"This is the level we have to take it to for someone to understand the conditions we're living under. They're not even right for a canine," said Kiwi detainee Alvin Tuala.
Alvin Tuala is in Melbourne Immigration Transit Accommodation (MITA) North, Australia's newest facility - but the shared rooms resemble prison, with toilets doubling as a sink and with little privacy.
"They systematically build these detention centres so that no one wants to stay here to fight their cases," said Mr Tuala.
It's part of the reason those at MITA in Melbourne have gone without food for more than a week and an estimated 70 Kiwis are among them.
Kiwi Lee Barber, who is at Yongah Hill where a hunger strike began on Monday, says they have the numbers and are "gonna go all the way".
Many are also separated from loved ones, held thousands of kilometres from family and friends.
"Mate, it gets me emotional that I can't see my family," said Mr Barber.
An Australian Border Force official visited Yongah Hill on Tuesday night to hear complaints from detainees.
But Newshub's obtained a leaked recording in which they were told little will change.
"I don't think I can do very much at all... these demands are not realistic," the border force official tells a detainee with a list of demands.
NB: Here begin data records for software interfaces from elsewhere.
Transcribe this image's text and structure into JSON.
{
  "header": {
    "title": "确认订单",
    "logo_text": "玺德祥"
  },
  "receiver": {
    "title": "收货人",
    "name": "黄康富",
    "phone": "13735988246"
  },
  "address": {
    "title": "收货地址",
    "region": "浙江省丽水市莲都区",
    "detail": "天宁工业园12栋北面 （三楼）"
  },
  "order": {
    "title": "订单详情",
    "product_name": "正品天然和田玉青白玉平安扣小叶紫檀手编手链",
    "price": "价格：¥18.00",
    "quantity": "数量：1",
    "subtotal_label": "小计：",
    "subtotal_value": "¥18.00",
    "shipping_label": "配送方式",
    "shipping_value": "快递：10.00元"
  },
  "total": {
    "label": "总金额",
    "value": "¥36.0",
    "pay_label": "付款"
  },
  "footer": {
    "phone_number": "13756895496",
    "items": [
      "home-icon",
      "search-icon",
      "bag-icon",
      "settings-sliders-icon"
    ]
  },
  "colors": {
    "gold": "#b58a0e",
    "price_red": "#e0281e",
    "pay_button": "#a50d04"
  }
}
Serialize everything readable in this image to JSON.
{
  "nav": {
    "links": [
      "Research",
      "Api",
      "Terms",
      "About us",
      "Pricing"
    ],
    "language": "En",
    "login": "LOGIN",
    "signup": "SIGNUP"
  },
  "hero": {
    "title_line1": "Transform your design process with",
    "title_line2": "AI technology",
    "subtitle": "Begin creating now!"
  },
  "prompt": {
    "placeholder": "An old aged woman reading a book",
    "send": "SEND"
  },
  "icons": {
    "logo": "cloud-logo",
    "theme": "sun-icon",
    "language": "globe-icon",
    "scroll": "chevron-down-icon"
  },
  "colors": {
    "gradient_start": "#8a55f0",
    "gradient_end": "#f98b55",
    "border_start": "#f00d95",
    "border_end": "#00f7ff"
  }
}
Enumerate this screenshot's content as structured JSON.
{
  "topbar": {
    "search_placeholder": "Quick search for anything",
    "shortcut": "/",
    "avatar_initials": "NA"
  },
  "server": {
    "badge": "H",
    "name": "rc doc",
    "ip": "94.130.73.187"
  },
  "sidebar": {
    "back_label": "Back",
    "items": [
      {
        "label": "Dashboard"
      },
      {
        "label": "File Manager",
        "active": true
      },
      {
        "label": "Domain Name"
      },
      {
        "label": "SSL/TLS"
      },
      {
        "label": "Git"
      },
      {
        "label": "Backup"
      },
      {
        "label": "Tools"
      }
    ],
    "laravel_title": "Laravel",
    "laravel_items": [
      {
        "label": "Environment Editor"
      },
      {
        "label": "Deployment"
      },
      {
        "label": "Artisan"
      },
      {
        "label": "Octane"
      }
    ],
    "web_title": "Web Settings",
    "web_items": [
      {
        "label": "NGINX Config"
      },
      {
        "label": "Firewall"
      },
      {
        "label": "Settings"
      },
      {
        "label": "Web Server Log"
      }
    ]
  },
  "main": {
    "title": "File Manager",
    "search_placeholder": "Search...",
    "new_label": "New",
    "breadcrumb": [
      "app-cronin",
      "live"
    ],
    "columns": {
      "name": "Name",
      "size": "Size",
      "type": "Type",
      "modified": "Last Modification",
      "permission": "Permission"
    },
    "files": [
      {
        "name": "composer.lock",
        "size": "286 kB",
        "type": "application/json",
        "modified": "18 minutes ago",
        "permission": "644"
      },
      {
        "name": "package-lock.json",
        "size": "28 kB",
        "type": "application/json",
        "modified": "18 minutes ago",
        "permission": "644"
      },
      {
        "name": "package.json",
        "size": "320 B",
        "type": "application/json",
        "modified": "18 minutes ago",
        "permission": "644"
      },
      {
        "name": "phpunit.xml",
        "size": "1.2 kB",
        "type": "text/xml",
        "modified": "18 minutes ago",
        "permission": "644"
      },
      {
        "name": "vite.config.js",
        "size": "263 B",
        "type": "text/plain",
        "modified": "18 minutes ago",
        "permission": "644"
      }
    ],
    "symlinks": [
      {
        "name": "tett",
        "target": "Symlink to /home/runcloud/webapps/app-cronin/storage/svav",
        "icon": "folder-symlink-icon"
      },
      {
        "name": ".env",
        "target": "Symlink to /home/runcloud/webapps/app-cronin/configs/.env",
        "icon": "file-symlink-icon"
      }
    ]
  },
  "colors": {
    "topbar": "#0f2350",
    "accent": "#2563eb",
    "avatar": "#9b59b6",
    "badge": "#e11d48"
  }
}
Despite that bleak assessment, they say they'll strike as long as it takes.